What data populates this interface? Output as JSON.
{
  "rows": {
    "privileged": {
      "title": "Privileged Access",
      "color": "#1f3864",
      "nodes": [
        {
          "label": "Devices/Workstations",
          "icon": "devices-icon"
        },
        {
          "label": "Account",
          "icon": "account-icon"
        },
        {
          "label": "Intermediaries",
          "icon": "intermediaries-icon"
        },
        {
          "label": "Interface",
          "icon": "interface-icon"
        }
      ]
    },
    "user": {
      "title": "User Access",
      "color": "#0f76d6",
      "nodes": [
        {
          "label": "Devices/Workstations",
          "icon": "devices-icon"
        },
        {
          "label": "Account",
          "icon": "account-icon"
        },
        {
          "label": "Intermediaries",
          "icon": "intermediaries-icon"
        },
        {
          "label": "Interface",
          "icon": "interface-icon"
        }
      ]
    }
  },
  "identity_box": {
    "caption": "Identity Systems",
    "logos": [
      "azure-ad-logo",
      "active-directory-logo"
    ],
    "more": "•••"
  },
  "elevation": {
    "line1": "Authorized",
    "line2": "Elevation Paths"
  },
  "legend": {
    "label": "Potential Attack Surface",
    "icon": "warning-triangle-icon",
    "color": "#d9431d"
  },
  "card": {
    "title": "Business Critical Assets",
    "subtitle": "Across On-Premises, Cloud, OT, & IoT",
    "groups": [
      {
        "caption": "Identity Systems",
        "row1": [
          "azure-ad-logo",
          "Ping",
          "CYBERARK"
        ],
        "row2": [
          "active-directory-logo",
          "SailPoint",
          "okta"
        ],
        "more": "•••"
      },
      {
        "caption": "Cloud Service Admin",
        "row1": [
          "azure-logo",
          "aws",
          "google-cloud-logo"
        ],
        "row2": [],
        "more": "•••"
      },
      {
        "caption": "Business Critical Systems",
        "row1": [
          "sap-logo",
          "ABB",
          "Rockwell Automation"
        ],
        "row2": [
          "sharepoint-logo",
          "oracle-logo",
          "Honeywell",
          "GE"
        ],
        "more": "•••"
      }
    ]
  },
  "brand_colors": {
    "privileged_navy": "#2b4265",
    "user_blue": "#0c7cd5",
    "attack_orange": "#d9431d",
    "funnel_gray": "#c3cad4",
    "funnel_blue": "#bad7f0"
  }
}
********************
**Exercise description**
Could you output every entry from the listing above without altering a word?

**Exercise solution**
What data populates this interface? Output as JSON.
{
  "rows": {
    "privileged": {
      "title": "Privileged Access",
      "color": "#1f3864",
      "nodes": [
        {
          "label": "Devices/Workstations",
          "icon": "devices-icon"
        },
        {
          "label": "Account",
          "icon": "account-icon"
        },
        {
          "label": "Intermediaries",
          "icon": "intermediaries-icon"
        },
        {
          "label": "Interface",
          "icon": "interface-icon"
        }
      ]
    },
    "user": {
      "title": "User Access",
      "color": "#0f76d6",
      "nodes": [
        {
          "label": "Devices/Workstations",
          "icon": "devices-icon"
        },
        {
          "label": "Account",
          "icon": "account-icon"
        },
        {
          "label": "Intermediaries",
          "icon": "intermediaries-icon"
        },
        {
          "label": "Interface",
          "icon": "interface-icon"
        }
      ]
    }
  },
  "identity_box": {
    "caption": "Identity Systems",
    "logos": [
      "azure-ad-logo",
      "active-directory-logo"
    ],
    "more": "•••"
  },
  "elevation": {
    "line1": "Authorized",
    "line2": "Elevation Paths"
  },
  "legend": {
    "label": "Potential Attack Surface",
    "icon": "warning-triangle-icon",
    "color": "#d9431d"
  },
  "card": {
    "title": "Business Critical Assets",
    "subtitle": "Across On-Premises, Cloud, OT, & IoT",
    "groups": [
      {
        "caption": "Identity Systems",
        "row1": [
          "azure-ad-logo",
          "Ping",
          "CYBERARK"
        ],
        "row2": [
          "active-directory-logo",
          "SailPoint",
          "okta"
        ],
        "more": "•••"
      },
      {
        "caption": "Cloud Service Admin",
        "row1": [
          "azure-logo",
          "aws",
          "google-cloud-logo"
        ],
        "row2": [],
        "more": "•••"
      },
      {
        "caption": "Business Critical Systems",
        "row1": [
          "sap-logo",
          "ABB",
          "Rockwell Automation"
        ],
        "row2": [
          "sharepoint-logo",
          "oracle-logo",
          "Honeywell",
          "GE"
        ],
        "more": "•••"
      }
    ]
  },
  "brand_colors": {
    "privileged_navy": "#2b4265",
    "user_blue": "#0c7cd5",
    "attack_orange": "#d9431d",
    "funnel_gray": "#c3cad4",
    "funnel_blue": "#bad7f0"
  }
}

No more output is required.